Nuts & Bolts - Five-Minute Interview: DM by Any Other Name ...
TM: Do you mean like the marketers who are saying, 'It's digital. Not direct' ?
PF: Yes, but beyond that. I agree completely with that. People who not only disassociate themselves from direct, but ... a different species of people who just aren't even aware of direct. Who just think about it as nothing more than late-night infomercials, but have no idea about the wonderful science that was developed around it. So it's one thing for a firm to disassociate themselves saying, 'We're different.' It's another thing to be just completely ignorant about some of the principles that the rest of us understand really well.
TM: Testing? What's testing?
PF: That's a good example—where you'll have a lot of firms out there who aspire to be the next Google. And they are doing testing of some sort. But they're not doing it nearly as smart or efficiently, as thoughtfully as it was done years ago. And occasionally, they are doing it well. They'll bring in some kind of rocket science mathematician who knows a bit about experimental design, but still doesn't know about some of the industry practices that were commonplace in the 70s. And even if you alert them to it, say, 'You know, people were doing this a long time ago. You should learn from them.' They'll say, 'Oh, well. That was different. They were selling Star Wars chess sets back then. Today we're selling the Avatar chess set. You can't compare the two.' And it's so ridiculous how uninterested they are in learning from the past.
TM: In light of these trends, how should direct marketers be modifying their interactive media strategies?
PF: OK, so I just gave you one sad story.
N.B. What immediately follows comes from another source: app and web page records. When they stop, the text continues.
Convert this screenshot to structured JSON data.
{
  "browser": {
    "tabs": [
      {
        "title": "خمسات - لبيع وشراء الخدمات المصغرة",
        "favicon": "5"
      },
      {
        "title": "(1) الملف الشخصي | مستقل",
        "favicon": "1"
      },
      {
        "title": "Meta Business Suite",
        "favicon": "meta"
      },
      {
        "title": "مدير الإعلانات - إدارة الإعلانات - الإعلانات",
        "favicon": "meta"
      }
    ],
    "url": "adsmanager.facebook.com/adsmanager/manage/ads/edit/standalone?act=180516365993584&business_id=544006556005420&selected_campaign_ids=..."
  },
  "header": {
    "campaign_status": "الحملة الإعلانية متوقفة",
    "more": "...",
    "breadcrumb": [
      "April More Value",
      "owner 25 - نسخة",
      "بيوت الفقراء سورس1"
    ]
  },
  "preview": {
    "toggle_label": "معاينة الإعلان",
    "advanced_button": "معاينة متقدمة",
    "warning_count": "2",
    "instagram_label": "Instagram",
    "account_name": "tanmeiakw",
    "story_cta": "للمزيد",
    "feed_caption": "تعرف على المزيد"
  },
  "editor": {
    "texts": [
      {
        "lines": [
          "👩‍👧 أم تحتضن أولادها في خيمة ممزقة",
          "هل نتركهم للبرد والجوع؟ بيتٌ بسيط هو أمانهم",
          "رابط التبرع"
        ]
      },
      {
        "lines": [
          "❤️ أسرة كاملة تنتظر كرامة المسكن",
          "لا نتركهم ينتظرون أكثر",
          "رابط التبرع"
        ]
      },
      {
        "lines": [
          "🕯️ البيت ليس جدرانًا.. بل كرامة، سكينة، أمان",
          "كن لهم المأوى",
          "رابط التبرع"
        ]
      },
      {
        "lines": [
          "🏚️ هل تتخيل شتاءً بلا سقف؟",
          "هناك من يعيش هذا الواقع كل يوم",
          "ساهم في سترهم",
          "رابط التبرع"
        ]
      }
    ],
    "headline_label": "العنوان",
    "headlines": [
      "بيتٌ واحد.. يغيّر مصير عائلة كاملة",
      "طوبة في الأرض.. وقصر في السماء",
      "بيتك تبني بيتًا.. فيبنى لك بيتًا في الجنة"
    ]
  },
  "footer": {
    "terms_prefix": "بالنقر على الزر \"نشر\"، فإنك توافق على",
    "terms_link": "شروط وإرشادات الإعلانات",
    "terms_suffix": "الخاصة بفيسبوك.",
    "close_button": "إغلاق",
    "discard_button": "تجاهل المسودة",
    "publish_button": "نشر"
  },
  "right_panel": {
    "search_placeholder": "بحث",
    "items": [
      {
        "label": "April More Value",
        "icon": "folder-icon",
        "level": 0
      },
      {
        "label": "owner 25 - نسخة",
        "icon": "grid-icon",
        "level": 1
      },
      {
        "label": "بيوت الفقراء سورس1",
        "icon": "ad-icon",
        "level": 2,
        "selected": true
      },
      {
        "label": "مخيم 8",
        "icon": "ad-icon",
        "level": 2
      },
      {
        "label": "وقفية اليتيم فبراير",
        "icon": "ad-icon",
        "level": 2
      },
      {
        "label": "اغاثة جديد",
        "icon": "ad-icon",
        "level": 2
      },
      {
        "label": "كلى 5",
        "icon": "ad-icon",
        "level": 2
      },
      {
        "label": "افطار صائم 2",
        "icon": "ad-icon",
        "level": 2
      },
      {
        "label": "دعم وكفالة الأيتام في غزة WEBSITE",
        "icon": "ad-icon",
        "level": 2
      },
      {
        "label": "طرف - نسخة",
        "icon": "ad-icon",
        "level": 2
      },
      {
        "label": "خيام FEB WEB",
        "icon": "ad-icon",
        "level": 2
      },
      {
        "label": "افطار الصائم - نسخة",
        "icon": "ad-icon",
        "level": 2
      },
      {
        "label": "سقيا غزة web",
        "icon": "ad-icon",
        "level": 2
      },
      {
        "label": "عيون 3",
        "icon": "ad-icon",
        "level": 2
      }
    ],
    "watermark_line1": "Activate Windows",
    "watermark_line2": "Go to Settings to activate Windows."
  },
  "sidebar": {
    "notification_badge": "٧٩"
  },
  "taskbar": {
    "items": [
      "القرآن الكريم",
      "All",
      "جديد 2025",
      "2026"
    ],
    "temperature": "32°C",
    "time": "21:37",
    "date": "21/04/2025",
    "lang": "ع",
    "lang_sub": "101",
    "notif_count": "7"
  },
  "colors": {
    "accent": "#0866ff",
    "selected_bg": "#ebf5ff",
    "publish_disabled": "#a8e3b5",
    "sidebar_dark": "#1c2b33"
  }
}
Now let's flip it around. There's too many people in the direct space who are clinging to the past, who are being a little too orthodox about the methods that they use, the data that they collect, the metrics that they rely upon. And are not willing to embrace or are sometimes a little afraid to embrace the greater flood of data that's coming down the pipe now. As to my first comment, it's fair to say that everybody is a direct marketer these days, you should learn from it. But at the same time, everybody's a multiplatform marketer these days, so it's not enough to rely on direct alone. It used to be that you were either a direct marketer or you were a brand-building marketer, where you don't necessarily have a one-to-one relationship with each customer, but you're going to build this big brand and hope that that's an umbrella to bring a lot of anonymous people to your business. And one of the things that we've learned in the last 10 years is that you have to be both. That direct absolutely can be used to build a brand and vice versa. But there's a lot of folks, again, old-school direct marketers who feel threatened by opening up their skill set and opening up their vocabulary. So the very fact that we still cling to the word 'direct,' it's interesting that there's such a different feeling. I'm just thinking of my students. When I talk to them about direct marketing, they go 'Eww.' But if I talk to them about interactive marketing, they go, 'Ohh.' It's the same thing. And so we need to break down the walls. We need to get people speaking the same vocabulary, regardless of where they're coming from. And so these cultural differences from the new kids on the block who don't understand direct and the old-school people who are afraid of what's becoming known as interactive, we've got to get everyone at the table and saying, 'Let's learn from the past, but adapt it to the future.'